But for real. Don't try to frame walls with a wimpy little hammer that you would normally use to hang pictures and set nails. Or you'll do something crazy like run out and buy a framing nailer, which is what I nearly did. The hammer's almost as good for a project this small. Plus it'll give you sweet forearm muscles.
|That's 48 8-footers, 4 10-footers, and 2 12-footers to |
build the walls.
This video in particular, which did not feature a Canadian but instead a Jersey guy, I think, was the most helpful when I was trying to figure out how to build the roof trusses.
Even though I wouldn't need the trusses for a while, I built them before the walls since I had the big Bunkalow floor to use as a work surface. Then I set them aside while I built the walls. In the end, I wasn't able to put up the walls or trusses by myself, but together Scott and I got the walls in place and then lifted the trusses on top.
Here are my trusses. The two little ones in front are single trusses that go in the middle of the Bunkalow. The two doubles, in the back, are for the front and back of the Bunkalow roof. I wanted to create a 12" overhang on the front and the back but wasn't sure how to do it, so this is the method I came up with. I'm sure it's not right or standard or recommended by the pro's, but it worked for me!
To attach the trusses to the walls I used hurricane ties. I wanted to use the birdsmouth method, like the truss video and the inspiration house, but my math skills weren't up to the challenge, so hurricane ties won out. We've had one serious wind storm since the roof went up and it still seems to be hanging on...hopefully we're okay. They must be called "hurricane ties" for a reason, right?
My walls ended up being a few feet taller than the ones that inspired this build. It was a mixture of laziness and frugality and, well...laziness that led me to build 8' walls instead of 6' walls. I'm not 100% happy with my choice because working on walls that are 8' high which makes for a roof that is 12' high on top of a floor that is 5' off the ground in some spots? Slow and difficult. And frustrating. It's kind of impossible to put any of our ladders on the sloped ground outside the Bunkalow, but somehow I'm managing and haven't (yet) broken my neck.
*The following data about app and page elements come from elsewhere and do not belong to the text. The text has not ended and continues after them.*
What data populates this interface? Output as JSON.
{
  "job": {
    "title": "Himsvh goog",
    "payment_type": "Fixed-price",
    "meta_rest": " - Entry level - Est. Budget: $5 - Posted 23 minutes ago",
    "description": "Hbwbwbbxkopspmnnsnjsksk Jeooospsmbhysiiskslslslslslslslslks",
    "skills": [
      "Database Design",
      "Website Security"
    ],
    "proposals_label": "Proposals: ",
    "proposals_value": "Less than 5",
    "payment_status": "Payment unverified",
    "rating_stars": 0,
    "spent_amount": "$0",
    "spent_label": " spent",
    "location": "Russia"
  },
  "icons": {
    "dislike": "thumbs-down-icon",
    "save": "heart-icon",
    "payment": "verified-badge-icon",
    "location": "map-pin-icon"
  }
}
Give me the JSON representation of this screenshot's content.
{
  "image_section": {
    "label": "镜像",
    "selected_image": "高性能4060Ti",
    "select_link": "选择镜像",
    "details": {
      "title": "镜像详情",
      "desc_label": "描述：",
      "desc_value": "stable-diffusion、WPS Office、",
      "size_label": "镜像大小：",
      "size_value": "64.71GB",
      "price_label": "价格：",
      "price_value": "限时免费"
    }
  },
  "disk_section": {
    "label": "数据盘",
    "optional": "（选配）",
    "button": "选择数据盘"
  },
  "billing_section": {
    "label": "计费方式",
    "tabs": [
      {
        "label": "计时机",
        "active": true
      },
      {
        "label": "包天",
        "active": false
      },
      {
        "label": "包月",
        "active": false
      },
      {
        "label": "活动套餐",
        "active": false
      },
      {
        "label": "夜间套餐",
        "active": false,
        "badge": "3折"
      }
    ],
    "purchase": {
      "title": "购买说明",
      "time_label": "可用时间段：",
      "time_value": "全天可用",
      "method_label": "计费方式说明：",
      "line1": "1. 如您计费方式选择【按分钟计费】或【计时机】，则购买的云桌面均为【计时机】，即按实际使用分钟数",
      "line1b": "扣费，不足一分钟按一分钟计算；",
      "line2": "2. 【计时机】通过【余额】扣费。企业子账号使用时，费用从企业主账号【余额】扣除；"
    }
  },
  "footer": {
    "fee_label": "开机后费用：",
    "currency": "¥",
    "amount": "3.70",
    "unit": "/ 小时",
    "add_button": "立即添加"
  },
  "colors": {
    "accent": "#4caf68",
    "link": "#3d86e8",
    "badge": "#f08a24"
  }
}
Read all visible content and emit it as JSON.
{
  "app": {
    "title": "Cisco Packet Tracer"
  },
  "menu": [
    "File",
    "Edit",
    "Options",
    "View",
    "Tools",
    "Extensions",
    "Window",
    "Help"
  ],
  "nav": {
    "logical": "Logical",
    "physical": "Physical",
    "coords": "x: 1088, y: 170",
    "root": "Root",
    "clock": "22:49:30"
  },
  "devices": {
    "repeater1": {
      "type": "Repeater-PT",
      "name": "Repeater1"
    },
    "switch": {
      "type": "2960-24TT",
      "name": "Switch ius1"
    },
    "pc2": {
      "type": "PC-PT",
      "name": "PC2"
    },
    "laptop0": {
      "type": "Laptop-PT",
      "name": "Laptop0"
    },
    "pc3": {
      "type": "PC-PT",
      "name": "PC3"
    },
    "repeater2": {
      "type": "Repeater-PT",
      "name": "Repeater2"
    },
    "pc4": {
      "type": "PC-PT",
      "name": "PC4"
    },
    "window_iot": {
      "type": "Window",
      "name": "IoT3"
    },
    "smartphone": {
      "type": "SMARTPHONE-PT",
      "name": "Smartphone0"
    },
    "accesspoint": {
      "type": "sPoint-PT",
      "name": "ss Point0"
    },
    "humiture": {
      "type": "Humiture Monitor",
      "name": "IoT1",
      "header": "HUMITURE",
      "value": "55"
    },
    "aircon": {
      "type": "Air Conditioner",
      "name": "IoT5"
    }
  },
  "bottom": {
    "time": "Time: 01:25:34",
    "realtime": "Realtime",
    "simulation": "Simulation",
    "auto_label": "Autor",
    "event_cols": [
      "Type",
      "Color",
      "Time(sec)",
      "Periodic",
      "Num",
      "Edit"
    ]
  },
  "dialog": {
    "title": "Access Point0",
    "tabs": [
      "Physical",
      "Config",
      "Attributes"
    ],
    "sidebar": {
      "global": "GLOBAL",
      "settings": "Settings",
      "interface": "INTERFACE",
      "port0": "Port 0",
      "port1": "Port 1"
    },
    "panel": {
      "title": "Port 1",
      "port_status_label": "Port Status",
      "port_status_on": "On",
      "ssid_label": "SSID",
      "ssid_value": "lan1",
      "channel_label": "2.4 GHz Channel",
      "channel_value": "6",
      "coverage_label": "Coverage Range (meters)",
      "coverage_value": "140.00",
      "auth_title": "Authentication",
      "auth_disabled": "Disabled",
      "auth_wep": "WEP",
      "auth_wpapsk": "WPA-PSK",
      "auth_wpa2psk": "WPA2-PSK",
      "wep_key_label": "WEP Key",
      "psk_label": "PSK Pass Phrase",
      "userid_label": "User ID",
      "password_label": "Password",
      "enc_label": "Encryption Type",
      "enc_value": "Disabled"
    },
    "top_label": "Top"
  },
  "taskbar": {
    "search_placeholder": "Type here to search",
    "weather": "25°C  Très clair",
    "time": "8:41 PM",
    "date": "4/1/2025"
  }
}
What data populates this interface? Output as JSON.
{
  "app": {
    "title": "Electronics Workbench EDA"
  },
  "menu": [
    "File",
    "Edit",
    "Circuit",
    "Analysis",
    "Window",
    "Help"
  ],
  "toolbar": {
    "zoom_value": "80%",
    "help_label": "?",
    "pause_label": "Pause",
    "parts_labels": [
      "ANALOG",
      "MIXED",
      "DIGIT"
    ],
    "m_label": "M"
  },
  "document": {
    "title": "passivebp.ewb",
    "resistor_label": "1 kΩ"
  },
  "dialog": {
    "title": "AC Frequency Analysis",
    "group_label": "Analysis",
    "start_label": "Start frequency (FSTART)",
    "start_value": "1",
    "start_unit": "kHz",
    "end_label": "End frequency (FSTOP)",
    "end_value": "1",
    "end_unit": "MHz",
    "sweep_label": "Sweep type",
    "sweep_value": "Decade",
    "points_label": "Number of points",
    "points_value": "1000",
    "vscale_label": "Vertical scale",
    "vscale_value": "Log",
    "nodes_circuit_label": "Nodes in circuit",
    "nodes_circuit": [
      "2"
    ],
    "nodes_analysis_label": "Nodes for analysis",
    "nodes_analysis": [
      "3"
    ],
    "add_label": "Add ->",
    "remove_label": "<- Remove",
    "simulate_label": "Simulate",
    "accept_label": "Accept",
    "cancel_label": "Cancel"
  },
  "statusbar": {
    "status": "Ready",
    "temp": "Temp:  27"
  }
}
The upside to 8' walls? Once I had them standing, I walked through the doorway and thought, "Crap, these walls are high. I'm going to have to add lofted beds in here so we don't have so much wasted space in the ceiling." And then the girls came home from school and saw the walls and said the same thing. So, yeah, now they have built-in lofted twin beds in the Bunkalow. Why sleep on the floor on a camping pad when you've got 12 feet of space above you?
But before I could build the bunks, I had to get a roof up on those trusses. That's Part Six!
Psst...see the rest of the Bunkalow posts here.